The motion will be on the four fingers of the hand, which will move consecutively with a bit of overlap. I know that I want the motion to be revolving around one axel, allowing the use of just one servo motor.

Idea #1:
Four rods that go through the fingers will be rotating around one axel. Fixed to another axel will be circular shapes with a protruding bump that are positioned to hit the rods at certain times.

Idea #2:
The four fingers will have one rod going through the knuckles. The motor and mechanism will be placed below the hand and used to push up rods that will nudge the fingers up. The mechanism will be made up of one axle, on which circles will be rotating. The circular pieces will be rotating off centre in order to bump the rods at different heights.

eXploration II – Continuous Rotation Servo

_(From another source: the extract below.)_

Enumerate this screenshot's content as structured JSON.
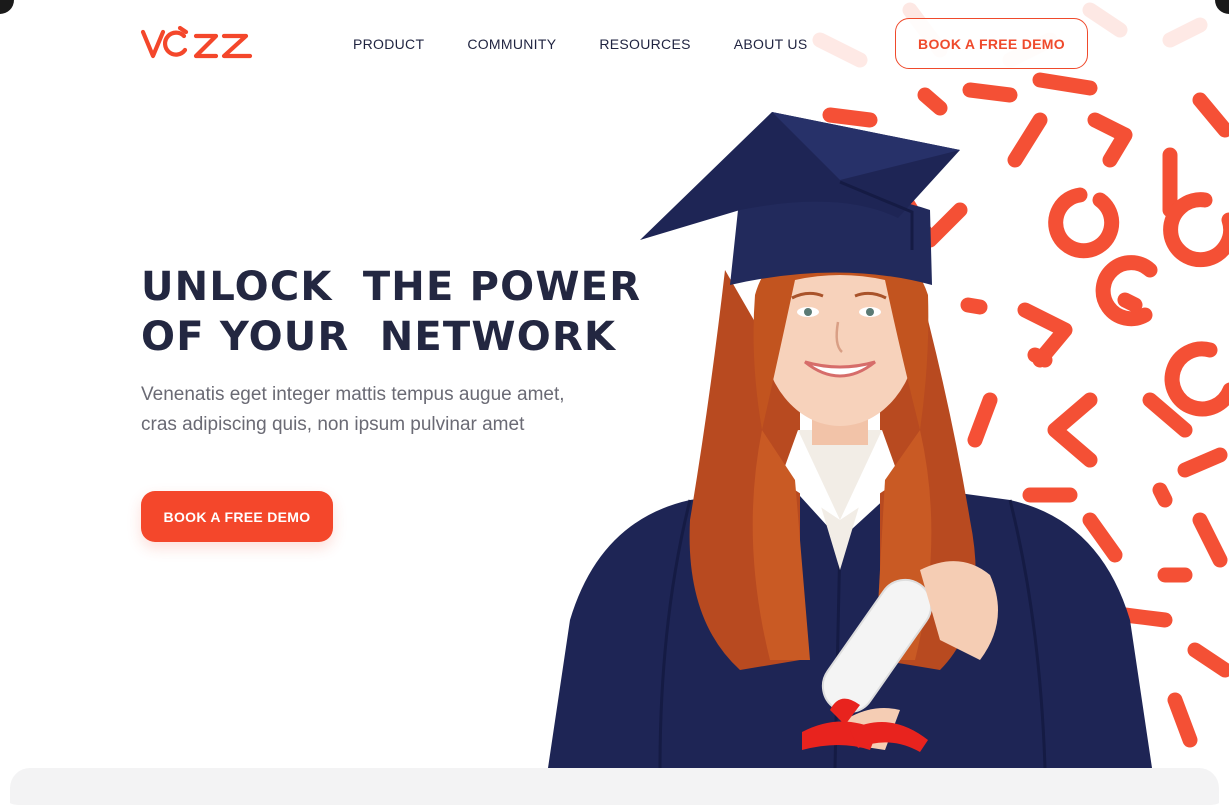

To make the hand, I need to use a servo that is able to rotate 360°, so I’m using a parallax continuous rotation servo. After some quick reading I realized this has to be coded differently than the standard servo that I’m used to, with a few added lines of code. The servo can be made to move clockwise, counterclockwise, or be made to stop based on the right combination of values. A certain value can make it go one way, and a different value the other way, and as you move slowly from one value toward the other, the servo runs slower, then stops, then slowly gains speed in the other direction.

I need to make the servo respond to a distance sensor, where it will rotate continuously unless someone is in close range to the sensor. I found this helpful code here. I played around with the numbers and had to tweak the values slightly to make the servo come to a full stop. The first for loop makes it stop, the second makes it rotate right:

int servoPin = 7;
void setup(){

void loop(){
int i;
for (i = 0; i <= 200; i++){
delayMicroseconds(1498); // 1.5ms
delay(20); // 20ms}

for (i = 0; i <= 200; i++){
delayMicroseconds(1200); // 1.2ms
delay(50); // 20ms}

I took this code and added a sensor that would make the servo rotate unless someone was standing in front of the sensor, which is when it would come to a full stop:

#include <Servo.h>
int servoPin = 7;

void setup() {
Serial.begin (9600); // (speed) sensor

void loop() {
int distance = analogRead(0);

if (distance > 400) {
stopTap();  }
else {
tap();   }

void stopTap() {

void tap() {